# [Brief]
Report, from the records below, every line where the word "background" appears.

# [Records for this task]
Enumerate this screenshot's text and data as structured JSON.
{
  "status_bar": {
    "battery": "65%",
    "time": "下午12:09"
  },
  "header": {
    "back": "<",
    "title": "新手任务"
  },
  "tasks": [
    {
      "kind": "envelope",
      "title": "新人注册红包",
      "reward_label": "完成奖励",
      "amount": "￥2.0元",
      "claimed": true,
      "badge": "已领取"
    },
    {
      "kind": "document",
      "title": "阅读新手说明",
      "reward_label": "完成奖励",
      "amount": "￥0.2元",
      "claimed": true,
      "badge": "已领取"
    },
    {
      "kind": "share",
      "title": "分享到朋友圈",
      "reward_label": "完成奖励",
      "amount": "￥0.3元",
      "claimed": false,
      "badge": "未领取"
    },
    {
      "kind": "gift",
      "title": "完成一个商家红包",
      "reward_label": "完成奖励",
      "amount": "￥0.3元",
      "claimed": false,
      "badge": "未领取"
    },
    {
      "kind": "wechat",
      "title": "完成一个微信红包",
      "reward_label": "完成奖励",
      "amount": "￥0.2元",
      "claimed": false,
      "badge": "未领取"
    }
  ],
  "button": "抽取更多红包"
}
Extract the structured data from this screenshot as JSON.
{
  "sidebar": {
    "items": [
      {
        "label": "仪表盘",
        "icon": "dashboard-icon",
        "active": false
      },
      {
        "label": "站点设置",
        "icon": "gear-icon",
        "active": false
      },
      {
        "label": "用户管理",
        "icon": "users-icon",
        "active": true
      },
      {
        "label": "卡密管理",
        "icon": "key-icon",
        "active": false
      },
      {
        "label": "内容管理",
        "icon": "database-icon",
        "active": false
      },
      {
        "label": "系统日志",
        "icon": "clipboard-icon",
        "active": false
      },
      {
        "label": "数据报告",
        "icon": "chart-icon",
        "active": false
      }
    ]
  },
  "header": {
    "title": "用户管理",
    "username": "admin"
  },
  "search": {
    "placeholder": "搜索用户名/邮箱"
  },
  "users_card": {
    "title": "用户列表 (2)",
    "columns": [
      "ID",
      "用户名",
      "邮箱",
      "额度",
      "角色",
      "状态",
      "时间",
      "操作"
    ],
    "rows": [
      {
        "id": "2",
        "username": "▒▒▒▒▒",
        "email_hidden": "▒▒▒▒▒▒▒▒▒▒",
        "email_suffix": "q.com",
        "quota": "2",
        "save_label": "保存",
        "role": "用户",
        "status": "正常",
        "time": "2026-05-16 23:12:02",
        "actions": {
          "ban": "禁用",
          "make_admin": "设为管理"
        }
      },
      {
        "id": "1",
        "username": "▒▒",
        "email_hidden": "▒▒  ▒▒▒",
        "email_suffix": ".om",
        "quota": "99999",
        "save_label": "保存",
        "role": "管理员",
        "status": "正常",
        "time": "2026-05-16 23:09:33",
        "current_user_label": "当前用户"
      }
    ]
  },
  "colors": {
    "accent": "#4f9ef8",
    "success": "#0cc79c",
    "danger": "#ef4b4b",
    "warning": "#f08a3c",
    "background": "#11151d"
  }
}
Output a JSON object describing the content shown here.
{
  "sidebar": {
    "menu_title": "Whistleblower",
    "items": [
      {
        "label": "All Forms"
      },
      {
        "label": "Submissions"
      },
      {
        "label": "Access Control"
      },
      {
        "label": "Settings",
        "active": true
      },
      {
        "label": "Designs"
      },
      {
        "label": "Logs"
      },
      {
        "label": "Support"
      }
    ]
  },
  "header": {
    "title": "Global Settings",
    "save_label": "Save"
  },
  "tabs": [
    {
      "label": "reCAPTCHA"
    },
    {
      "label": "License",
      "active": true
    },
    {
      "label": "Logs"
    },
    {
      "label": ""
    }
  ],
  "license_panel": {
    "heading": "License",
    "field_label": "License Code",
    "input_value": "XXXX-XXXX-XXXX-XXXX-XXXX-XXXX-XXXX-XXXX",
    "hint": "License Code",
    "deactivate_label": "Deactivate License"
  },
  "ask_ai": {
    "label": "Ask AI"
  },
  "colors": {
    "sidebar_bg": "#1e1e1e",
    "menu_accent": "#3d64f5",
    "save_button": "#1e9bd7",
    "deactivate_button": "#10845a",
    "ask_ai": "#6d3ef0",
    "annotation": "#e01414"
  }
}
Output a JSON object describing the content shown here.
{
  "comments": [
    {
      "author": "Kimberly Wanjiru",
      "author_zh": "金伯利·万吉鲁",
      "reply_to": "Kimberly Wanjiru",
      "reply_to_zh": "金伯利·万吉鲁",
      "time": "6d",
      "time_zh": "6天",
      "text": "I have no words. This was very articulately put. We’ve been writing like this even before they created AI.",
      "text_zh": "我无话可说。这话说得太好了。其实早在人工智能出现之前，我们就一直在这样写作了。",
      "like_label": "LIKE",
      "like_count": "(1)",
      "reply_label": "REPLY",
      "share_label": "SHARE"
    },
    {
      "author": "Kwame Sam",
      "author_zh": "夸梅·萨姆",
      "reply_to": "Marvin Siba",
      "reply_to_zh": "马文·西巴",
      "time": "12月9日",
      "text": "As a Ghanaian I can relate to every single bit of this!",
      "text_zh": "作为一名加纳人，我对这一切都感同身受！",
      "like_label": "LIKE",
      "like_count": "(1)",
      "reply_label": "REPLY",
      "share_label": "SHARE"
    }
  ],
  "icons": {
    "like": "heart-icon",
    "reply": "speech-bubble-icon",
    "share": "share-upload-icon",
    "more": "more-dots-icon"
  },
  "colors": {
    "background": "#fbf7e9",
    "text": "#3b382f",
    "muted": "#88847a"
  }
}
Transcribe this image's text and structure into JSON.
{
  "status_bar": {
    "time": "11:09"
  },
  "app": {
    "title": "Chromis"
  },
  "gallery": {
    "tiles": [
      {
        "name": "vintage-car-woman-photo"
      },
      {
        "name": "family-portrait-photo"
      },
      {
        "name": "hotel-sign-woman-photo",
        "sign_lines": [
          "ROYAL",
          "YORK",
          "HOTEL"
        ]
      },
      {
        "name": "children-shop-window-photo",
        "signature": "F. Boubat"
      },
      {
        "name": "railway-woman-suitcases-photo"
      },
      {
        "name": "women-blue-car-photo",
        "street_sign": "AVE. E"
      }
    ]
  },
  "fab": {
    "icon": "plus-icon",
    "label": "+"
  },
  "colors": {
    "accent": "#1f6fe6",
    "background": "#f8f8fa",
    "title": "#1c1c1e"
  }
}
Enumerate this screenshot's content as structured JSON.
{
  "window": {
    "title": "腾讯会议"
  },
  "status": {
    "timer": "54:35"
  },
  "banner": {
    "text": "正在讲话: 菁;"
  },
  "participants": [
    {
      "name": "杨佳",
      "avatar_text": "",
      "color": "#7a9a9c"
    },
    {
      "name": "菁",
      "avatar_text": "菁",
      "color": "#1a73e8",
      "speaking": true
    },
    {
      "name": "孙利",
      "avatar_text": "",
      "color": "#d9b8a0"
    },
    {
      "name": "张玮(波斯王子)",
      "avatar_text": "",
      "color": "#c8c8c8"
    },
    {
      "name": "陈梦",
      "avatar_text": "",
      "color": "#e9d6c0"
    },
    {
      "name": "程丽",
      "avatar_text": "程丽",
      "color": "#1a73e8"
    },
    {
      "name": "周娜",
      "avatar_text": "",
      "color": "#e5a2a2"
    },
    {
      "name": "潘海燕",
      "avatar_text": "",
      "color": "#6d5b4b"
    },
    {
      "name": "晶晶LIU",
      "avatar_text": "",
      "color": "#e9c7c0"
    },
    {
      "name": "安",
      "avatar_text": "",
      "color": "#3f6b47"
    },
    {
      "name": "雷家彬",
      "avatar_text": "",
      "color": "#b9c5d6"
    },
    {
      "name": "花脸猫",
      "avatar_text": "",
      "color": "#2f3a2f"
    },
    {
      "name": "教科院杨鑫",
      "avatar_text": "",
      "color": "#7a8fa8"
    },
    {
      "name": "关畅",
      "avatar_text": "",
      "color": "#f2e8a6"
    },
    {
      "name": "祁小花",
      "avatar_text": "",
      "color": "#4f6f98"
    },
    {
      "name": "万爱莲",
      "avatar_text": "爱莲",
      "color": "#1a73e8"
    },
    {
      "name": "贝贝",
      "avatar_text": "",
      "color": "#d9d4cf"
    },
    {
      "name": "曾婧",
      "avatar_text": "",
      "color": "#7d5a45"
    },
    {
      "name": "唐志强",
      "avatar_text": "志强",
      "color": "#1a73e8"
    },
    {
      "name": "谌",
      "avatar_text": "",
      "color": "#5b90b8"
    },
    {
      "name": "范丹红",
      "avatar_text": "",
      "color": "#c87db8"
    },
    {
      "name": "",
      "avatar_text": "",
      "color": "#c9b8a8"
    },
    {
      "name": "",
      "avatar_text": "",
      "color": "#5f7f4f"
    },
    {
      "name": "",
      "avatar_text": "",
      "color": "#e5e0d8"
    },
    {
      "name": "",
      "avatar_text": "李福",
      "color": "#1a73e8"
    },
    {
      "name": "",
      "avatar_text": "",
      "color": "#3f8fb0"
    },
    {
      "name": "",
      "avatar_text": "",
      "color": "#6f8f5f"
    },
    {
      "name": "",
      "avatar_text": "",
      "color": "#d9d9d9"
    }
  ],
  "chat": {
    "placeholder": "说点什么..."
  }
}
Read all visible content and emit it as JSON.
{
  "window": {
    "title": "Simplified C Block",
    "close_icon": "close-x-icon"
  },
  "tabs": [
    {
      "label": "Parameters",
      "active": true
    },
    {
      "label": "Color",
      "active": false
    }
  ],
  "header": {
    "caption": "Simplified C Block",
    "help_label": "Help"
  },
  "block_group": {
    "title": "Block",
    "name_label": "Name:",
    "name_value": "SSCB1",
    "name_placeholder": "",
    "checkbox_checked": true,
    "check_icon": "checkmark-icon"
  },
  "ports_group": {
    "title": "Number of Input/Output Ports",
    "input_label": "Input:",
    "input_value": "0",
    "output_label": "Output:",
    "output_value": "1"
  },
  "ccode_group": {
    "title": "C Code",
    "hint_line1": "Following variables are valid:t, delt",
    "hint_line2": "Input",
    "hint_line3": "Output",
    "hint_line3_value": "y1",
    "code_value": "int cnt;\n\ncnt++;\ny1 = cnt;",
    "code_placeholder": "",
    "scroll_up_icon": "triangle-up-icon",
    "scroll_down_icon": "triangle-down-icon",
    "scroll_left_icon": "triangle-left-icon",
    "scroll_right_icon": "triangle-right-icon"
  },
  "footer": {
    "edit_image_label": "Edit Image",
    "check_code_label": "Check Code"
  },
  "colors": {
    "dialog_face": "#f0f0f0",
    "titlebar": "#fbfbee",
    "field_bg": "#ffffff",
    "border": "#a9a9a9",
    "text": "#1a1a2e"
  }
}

# [Result]
    "background": "#11151d"
    "background": "#fbf7e9",
    "background": "#f8f8fa",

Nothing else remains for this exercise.